The Fire this Time - Tale of a Student Art Thief
By elsie katz
I could not make myself drown the picture! Gripping the frame beneath my
armpit I hovered under the tree facing the artificial loch. I had seen someone
from the newsagent who had seen me and I needed to move. I parked
it facing the water, on the side less visible from the path. I walked
briskly back to a campus phonebox. Then I went back to bed. It was 6am.
How? What? Why?
Yesterday lunchtime I had taken a break from 'Oppression and Freedom in the
Work of Virginia Woolf'', my final year dissertation, and joined the feminist
girl gang in the coffee bar. Everyone was incandescent about the new Art
Exhibition in the Uni Gallery. 'It's sexist! It's about rape! We are having a
meeting here to protest. Some of us are speaking.'
A three minute tour of 'Super Humanism' was enough. Me too, I was in!
My turn came to address the crowd of supporters, anti-supporters,
spectators and circus gawpers.
'This exhibition is called Super Humanism' I said 'Well it doesn't look very
human to me and there's nothing super about it.' There was a groan from the
back. 'Shut up' I said and pointed out the artist's modern version of 'the Rape
of the Sabine Women' where hefty bikers were carting
away denim-clad hippie girls with pre-Raphaelite locks
and ripped tops from a barbecue in a park.
Neil Keeble, English Studies Senior Lecturer, ten inches taller than me
and infinitely more important, at least in his own self-estimation, spoke next.
'It's ironic' he said. His suave elegantly pointed emphasis contrasted
with our heartfelt impulsive anger and our 'are you with us or are

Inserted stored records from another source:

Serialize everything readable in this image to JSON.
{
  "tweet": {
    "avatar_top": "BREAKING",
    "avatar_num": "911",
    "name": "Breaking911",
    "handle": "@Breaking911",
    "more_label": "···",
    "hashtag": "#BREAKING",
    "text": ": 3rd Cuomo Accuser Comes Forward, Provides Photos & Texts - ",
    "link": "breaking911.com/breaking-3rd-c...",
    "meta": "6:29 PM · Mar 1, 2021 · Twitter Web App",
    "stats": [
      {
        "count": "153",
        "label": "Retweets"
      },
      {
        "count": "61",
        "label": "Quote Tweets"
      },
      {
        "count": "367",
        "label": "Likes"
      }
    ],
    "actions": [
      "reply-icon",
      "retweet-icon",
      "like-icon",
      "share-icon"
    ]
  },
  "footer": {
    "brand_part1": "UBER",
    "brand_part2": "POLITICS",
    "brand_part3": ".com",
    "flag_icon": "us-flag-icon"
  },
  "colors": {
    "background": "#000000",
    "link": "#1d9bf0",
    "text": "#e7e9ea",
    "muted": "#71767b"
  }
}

you against us' student demagoguery. This was the
prisoners we support you' and 'fight the student cuts.' And those were the days
when our local Education Authorities paid our fees! Too easy to judge us as a
bunch of spoilt brats wanting to make a fuss about nothing but many of my
friends were from council houses and understood injustice.
Can we talk of irony and rape in the same breath? I'm now nearly sixty and I
still don't know.I felt frustrated. Our crowd could rant red, the other lot
would rant blue and what would change? Nada. The exhibition would still
I wanted to 'do something'. I asked around, no-one else shared my urgency. I
overslept my alarm and rose at half five. The Sabine Girls were locked behind
glass, likewise the wicker picnic basket where you opened the lid and saw the
hairy cunt and the 'Fallen Fairy', a middle-aged rouged man in a tutu falling
down drunk in a backstreet. This was the one that offended me. I dropped Art at
14 because I do not draw well but I felt the picture was cruel and cold. It was
The less weighty pictures, aesthetically and commercially, were on hooks on
the walls of the MacRobert Centre that surrounded the gallery. The lightest to
lift was 'Lesbians Ignite'. It was a collage cut entirely from women's
fashion magazines; high heels, stockings, bra and panties and its
How long did it take the artist to create? Maybe half an hour longer than it
took the wild lesbians out at The Biggins to burn on a bonfire. This was not
the plan but after I had phoned my only friend who owned a car I did not
have one. Four hours later when I woke up again I had a plan, I wanted us
to ransom the picture and then return it after we had raised money for Women's
Aid. Too late.
That afternoon one of our number was asked if we would speak to the Art
Gallery Manager. I liked Debbie Butler and I volunteered to represent the
Women's Collective. 'No it wasn't us. I don't know who did it. It might have
been someone who wants to discredit us.' Blah, blah, blah, I too could be
smooth and suave or at least tell blatant lies and get away with it;
polevaulting the social norms of truthtelling and obeying the law. I was not
usually like this and I wondered if I had been 'overdoing it' recently.
Would I do it again today? No, right now I lack the inner fire to care.